When hiring vendors and contractors to perform work in your community, you should always wait until the contract is signed before letting any projects begin. We’ve compiled a list of the important parts that should be included in every contract—which should always be reviewed by legal counsel.
Licensing. Does the contractor/vendor have the appropriate license(s) for the work they’re going to perform? You should always verify all necessary licenses are current through the Contractor License Board. While using unlicensed contractors may seem like a way to save money, it can end up costing much more in the long run.
Insurance. Besides having your own policies to protect your association and your liability, you’ll need to make sure the contractor carries any policies necessary for the project, such as workers’ compensation insurance. Be sure to require proof of insurance, and that your association is named on any appropriate policies as well. Make sure none of the policies contain a multi-family or condo exclusion.
Governing Documents. Check your governing documents to ensure that the contractor or the work they are performing does not violate any provisions.
Problem Provisions. You should have your legal counsel draft a contract or modify any contract or work order provided by the contractor. The language and provisions of the latter two generally favor the contractor and may not cover you when needed.
Have your legal counsel review the following issues and clauses in all agreements:

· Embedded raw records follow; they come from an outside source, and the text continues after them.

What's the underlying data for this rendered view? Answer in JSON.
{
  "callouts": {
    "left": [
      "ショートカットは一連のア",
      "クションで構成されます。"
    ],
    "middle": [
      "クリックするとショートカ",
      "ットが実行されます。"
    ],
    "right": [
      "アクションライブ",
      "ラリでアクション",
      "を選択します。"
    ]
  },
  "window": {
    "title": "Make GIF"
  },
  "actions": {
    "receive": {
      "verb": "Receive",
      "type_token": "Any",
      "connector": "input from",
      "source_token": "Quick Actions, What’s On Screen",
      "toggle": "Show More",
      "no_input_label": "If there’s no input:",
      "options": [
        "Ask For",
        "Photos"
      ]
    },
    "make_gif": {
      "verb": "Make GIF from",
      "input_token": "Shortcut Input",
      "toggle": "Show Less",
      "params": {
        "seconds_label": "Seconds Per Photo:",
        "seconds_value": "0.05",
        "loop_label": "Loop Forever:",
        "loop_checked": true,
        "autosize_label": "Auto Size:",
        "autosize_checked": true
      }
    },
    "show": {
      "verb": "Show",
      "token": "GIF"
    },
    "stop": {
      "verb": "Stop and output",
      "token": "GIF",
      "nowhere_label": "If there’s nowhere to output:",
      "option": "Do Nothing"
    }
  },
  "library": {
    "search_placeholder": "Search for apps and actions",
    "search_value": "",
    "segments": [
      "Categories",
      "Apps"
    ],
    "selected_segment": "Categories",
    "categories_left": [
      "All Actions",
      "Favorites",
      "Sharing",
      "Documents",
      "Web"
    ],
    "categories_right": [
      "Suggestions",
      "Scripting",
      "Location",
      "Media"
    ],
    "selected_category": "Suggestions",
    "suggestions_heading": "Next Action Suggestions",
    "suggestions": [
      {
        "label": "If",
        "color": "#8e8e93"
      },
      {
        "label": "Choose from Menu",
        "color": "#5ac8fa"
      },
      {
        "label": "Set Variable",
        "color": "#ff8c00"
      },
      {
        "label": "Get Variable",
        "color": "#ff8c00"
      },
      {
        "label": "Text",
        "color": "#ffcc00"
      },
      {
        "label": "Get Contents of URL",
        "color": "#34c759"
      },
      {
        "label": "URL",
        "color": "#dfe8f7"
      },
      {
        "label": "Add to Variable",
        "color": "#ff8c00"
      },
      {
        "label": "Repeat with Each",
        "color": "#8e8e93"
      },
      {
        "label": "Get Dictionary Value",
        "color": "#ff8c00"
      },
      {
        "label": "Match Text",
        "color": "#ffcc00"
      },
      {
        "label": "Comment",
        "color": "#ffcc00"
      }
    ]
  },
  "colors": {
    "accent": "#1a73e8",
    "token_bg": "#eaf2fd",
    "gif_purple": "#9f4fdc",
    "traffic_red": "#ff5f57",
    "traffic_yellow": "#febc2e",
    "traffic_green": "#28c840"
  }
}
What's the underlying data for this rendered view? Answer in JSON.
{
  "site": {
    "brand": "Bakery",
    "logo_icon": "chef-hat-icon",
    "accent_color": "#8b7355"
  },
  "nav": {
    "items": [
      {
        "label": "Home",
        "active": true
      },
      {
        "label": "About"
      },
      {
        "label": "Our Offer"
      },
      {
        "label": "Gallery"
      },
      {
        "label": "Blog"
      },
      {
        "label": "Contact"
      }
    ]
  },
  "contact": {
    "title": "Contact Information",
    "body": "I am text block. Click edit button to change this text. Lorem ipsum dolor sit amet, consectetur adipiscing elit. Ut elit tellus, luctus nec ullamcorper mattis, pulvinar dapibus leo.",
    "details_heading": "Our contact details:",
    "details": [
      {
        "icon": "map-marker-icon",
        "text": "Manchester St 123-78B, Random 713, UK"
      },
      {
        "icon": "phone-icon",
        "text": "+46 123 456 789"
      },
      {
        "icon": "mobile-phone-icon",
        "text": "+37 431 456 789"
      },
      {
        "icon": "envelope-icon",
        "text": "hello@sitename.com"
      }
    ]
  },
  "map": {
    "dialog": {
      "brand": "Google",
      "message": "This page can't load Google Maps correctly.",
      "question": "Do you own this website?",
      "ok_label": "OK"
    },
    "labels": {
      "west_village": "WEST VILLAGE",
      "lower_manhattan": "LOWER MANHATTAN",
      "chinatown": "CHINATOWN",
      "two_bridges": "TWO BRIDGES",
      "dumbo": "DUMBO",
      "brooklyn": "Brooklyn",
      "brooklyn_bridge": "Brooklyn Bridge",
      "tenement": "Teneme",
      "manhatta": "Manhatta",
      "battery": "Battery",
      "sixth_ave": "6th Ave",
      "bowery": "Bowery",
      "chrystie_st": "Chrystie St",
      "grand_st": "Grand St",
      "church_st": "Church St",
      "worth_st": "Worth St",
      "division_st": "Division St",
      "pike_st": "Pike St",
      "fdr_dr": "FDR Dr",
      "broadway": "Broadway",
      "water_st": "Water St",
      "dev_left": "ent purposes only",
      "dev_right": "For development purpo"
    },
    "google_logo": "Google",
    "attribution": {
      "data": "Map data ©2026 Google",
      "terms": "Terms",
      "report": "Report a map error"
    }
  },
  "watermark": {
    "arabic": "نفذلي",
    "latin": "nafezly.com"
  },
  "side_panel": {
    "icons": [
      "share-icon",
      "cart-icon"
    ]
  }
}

- Parties. Make sure the contract does not name the directors as parties to the contract. The party should always be the association. This protects the directors from being named personally in any litigation.
- Scope of Work. Make sure the entire scope of work is clearly defined. Ambiguity or missing parts could cause issues due to misunderstanding or miscommunication. Clarity will help you should you need to hold a contractor accountable for their work.
- Payment Schedule. Establish a schedule that pays out as work is completed. Never pay the full amount up front, as your community could then be at risk of significant loss should the contractor not perform the full scope of work. A percentage of the contract amount can be retained until final inspections and signatures are completed.
- Insurance. List the insurance policies (and minimum coverage limits) you require the vendor to carry. Also, include whether your association should be listed on any of the policies.
- Indemnity. Include a clause that requires the contractor to indemnify your association if an issue with their work causes you to be sued.
- Performance dates and times. Include your expectation for when contractors can perform work, as well as when it should be completed.
- Termination Clause. This should be included in the event the work is not performed satisfactorily.
- Attorneys’ Fees. This provision typically states that in the event of litigation, each side will cover their own legal fees.